- **Provided information**
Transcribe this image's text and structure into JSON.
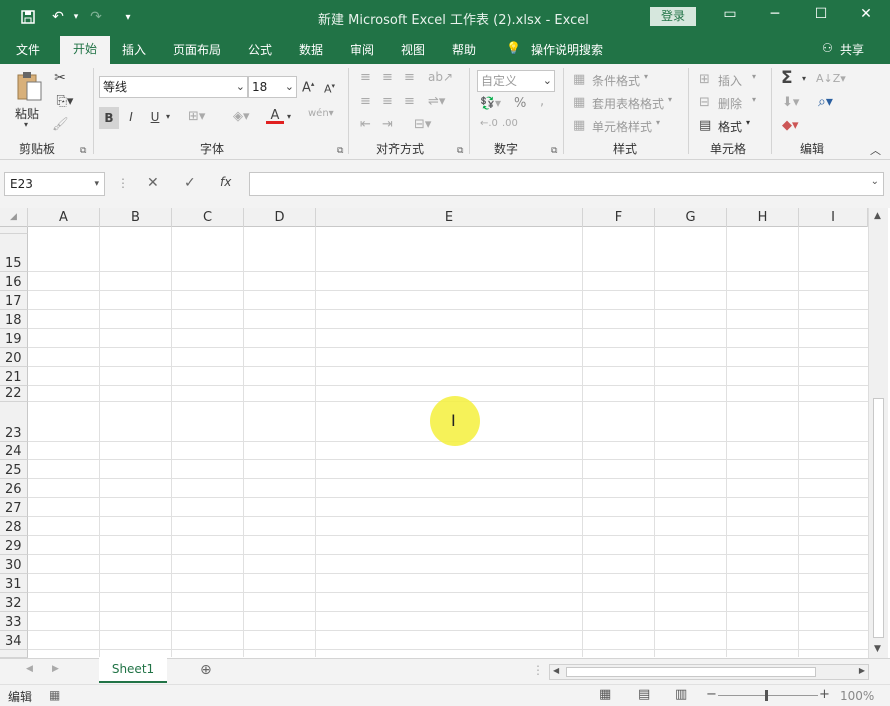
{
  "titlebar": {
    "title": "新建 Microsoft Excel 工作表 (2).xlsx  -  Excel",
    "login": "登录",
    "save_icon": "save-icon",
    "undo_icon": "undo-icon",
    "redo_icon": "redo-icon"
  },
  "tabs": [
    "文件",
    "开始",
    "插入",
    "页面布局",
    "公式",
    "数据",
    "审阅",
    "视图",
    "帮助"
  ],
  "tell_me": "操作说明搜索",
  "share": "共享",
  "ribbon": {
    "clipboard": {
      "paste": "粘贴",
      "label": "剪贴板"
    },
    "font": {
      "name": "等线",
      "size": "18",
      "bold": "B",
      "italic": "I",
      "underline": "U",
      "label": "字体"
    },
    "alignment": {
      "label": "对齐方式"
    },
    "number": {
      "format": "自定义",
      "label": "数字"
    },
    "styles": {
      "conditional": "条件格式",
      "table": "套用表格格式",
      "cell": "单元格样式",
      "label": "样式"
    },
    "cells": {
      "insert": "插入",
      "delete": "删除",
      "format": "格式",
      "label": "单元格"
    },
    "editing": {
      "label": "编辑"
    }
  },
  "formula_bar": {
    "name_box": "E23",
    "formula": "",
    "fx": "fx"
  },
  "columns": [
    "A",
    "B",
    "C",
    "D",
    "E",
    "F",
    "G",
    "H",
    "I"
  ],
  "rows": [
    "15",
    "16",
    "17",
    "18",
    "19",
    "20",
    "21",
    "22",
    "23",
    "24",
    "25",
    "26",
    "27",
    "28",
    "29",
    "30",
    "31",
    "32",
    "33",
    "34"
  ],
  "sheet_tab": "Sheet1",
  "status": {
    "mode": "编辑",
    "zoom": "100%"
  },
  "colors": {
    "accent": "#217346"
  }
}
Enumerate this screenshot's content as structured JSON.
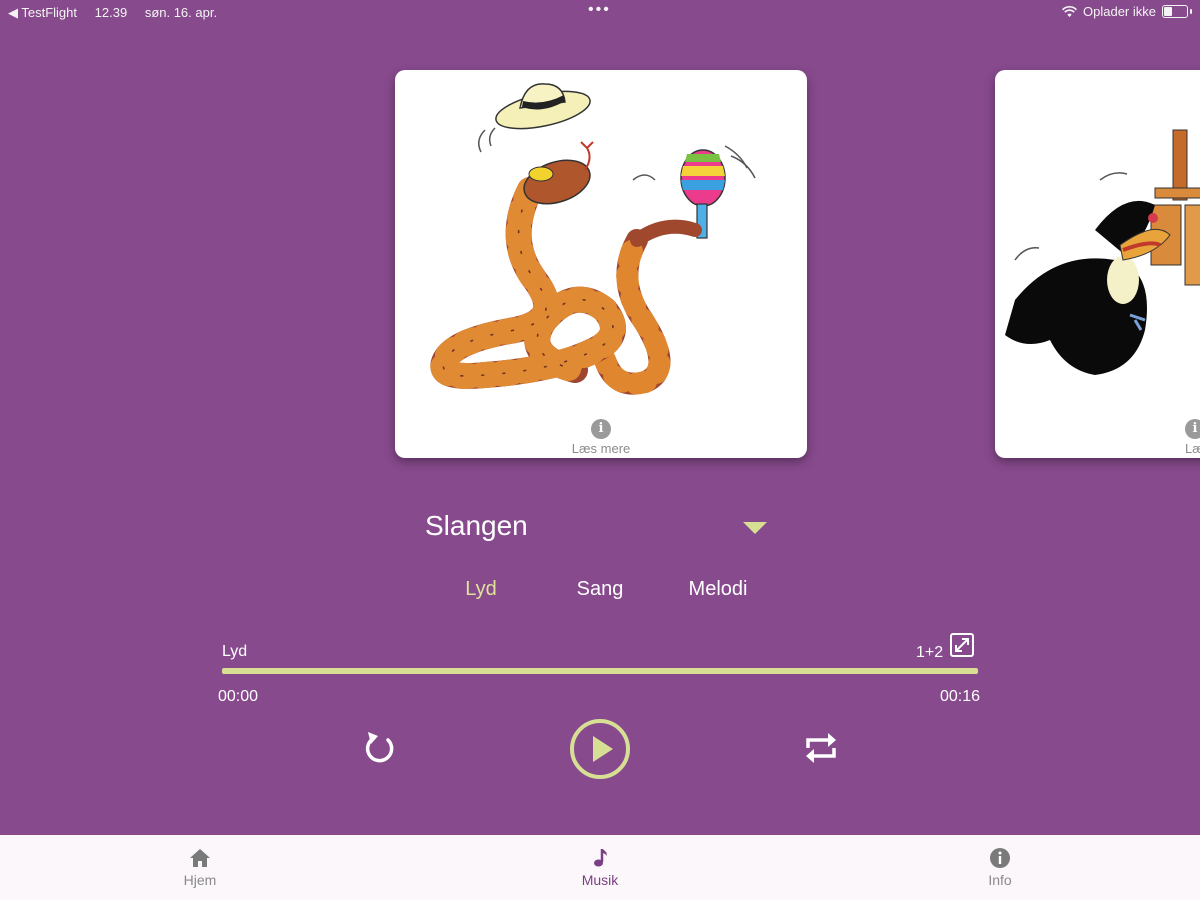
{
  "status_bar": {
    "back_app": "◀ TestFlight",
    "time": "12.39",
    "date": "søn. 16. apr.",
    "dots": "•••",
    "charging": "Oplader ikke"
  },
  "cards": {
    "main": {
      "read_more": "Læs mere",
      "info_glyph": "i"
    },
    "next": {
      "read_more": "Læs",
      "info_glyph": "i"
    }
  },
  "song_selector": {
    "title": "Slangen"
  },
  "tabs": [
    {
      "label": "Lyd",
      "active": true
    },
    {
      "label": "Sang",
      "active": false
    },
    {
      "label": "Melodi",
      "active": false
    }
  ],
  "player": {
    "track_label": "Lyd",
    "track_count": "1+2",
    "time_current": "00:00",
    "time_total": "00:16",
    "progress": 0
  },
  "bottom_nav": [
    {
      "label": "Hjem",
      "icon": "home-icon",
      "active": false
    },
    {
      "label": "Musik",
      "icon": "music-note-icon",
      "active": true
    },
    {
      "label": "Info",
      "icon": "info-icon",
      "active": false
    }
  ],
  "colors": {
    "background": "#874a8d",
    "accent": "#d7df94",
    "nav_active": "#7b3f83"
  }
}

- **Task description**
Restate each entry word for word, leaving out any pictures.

- **Answer to this problem**
Transcribe this image's text and structure into JSON.
{
  "titlebar": {
    "title": "新建 Microsoft Excel 工作表 (2).xlsx  -  Excel",
    "login": "登录",
    "save_icon": "save-icon",
    "undo_icon": "undo-icon",
    "redo_icon": "redo-icon"
  },
  "tabs": [
    "文件",
    "开始",
    "插入",
    "页面布局",
    "公式",
    "数据",
    "审阅",
    "视图",
    "帮助"
  ],
  "tell_me": "操作说明搜索",
  "share": "共享",
  "ribbon": {
    "clipboard": {
      "paste": "粘贴",
      "label": "剪贴板"
    },
    "font": {
      "name": "等线",
      "size": "18",
      "bold": "B",
      "italic": "I",
      "underline": "U",
      "label": "字体"
    },
    "alignment": {
      "label": "对齐方式"
    },
    "number": {
      "format": "自定义",
      "label": "数字"
    },
    "styles": {
      "conditional": "条件格式",
      "table": "套用表格格式",
      "cell": "单元格样式",
      "label": "样式"
    },
    "cells": {
      "insert": "插入",
      "delete": "删除",
      "format": "格式",
      "label": "单元格"
    },
    "editing": {
      "label": "编辑"
    }
  },
  "formula_bar": {
    "name_box": "E23",
    "formula": "",
    "fx": "fx"
  },
  "columns": [
    "A",
    "B",
    "C",
    "D",
    "E",
    "F",
    "G",
    "H",
    "I"
  ],
  "rows": [
    "15",
    "16",
    "17",
    "18",
    "19",
    "20",
    "21",
    "22",
    "23",
    "24",
    "25",
    "26",
    "27",
    "28",
    "29",
    "30",
    "31",
    "32",
    "33",
    "34"
  ],
  "sheet_tab": "Sheet1",
  "status": {
    "mode": "编辑",
    "zoom": "100%"
  },
  "colors": {
    "accent": "#217346"
  }
}
Enumerate this screenshot's content as structured JSON.
{
  "status_bar": {
    "back_app": "◀ TestFlight",
    "time": "12.39",
    "date": "søn. 16. apr.",
    "dots": "•••",
    "charging": "Oplader ikke"
  },
  "cards": {
    "main": {
      "read_more": "Læs mere",
      "info_glyph": "i"
    },
    "next": {
      "read_more": "Læs",
      "info_glyph": "i"
    }
  },
  "song_selector": {
    "title": "Slangen"
  },
  "tabs": [
    {
      "label": "Lyd",
      "active": true
    },
    {
      "label": "Sang",
      "active": false
    },
    {
      "label": "Melodi",
      "active": false
    }
  ],
  "player": {
    "track_label": "Lyd",
    "track_count": "1+2",
    "time_current": "00:00",
    "time_total": "00:16",
    "progress": 0
  },
  "bottom_nav": [
    {
      "label": "Hjem",
      "icon": "home-icon",
      "active": false
    },
    {
      "label": "Musik",
      "icon": "music-note-icon",
      "active": true
    },
    {
      "label": "Info",
      "icon": "info-icon",
      "active": false
    }
  ],
  "colors": {
    "background": "#874a8d",
    "accent": "#d7df94",
    "nav_active": "#7b3f83"
  }
}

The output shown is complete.